### What is expected
Your answer should consist of each line from the data below that contains "Beyanname".

### Supplied entries
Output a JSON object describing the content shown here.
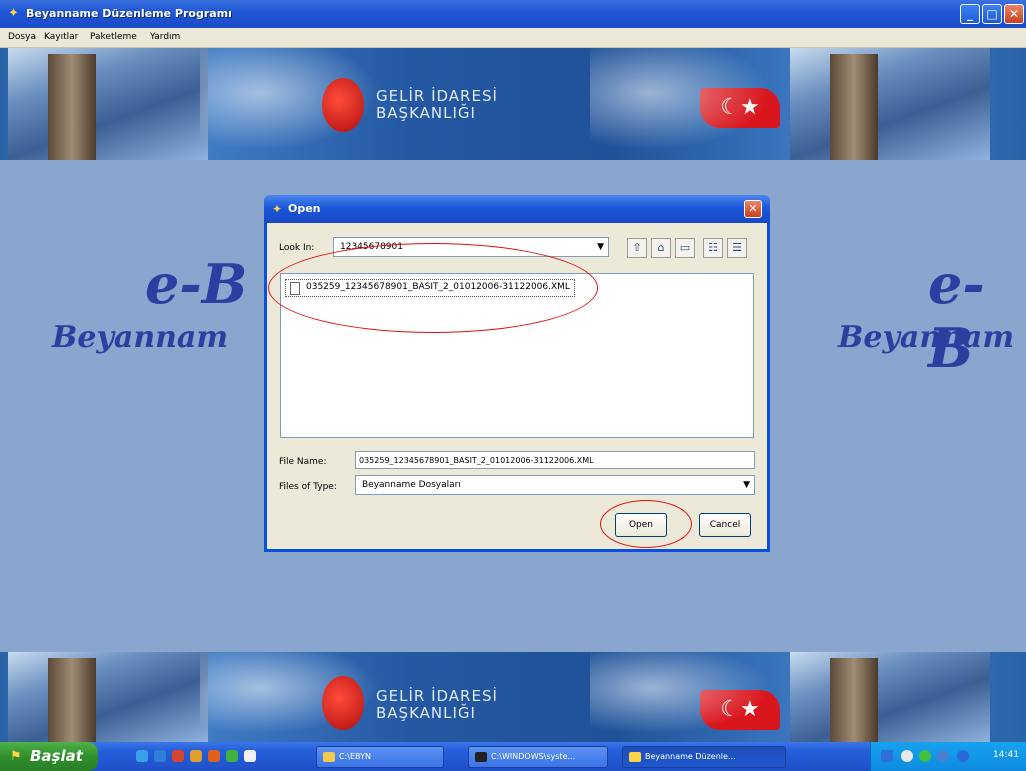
{
  "window": {
    "title": "Beyanname Düzenleme Programı",
    "min_glyph": "_",
    "max_glyph": "□",
    "close_glyph": "✕"
  },
  "menu": [
    "Dosya",
    "Kayıtlar",
    "Paketleme",
    "Yardım"
  ],
  "banner": {
    "logo_line1": "GELİR İDARESİ",
    "logo_line2": "BAŞKANLIĞI",
    "flag_glyph": "☾★"
  },
  "background": {
    "left_big": "e-B",
    "left_sub": "Beyannam",
    "right_big": "e-B",
    "right_sub": "Beyannam"
  },
  "dialog": {
    "title": "Open",
    "look_in_label": "Look In:",
    "look_in_value": "12345678901",
    "files": [
      "035259_12345678901_BASIT_2_01012006-31122006.XML"
    ],
    "file_name_label": "File Name:",
    "file_name_value": "035259_12345678901_BASIT_2_01012006-31122006.XML",
    "files_of_type_label": "Files of Type:",
    "files_of_type_value": "Beyanname Dosyaları",
    "open_label": "Open",
    "cancel_label": "Cancel",
    "tool_icons": [
      "up-folder-icon",
      "home-icon",
      "new-folder-icon",
      "list-view-icon",
      "details-view-icon"
    ]
  },
  "taskbar": {
    "start_label": "Başlat",
    "tasks": [
      "C:\\EBYN",
      "C:\\WINDOWS\\syste...",
      "Beyanname Düzenle..."
    ],
    "clock": "14:41"
  },
  "colors": {
    "xp_blue": "#1f56d6",
    "annotation_red": "#e01010",
    "desktop_bg": "#8aa6cf"
  }
}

### Written answer
    "title": "Beyanname Düzenleme Programı",
    "files_of_type_value": "Beyanname Dosyaları",
      "Beyanname Düzenle..."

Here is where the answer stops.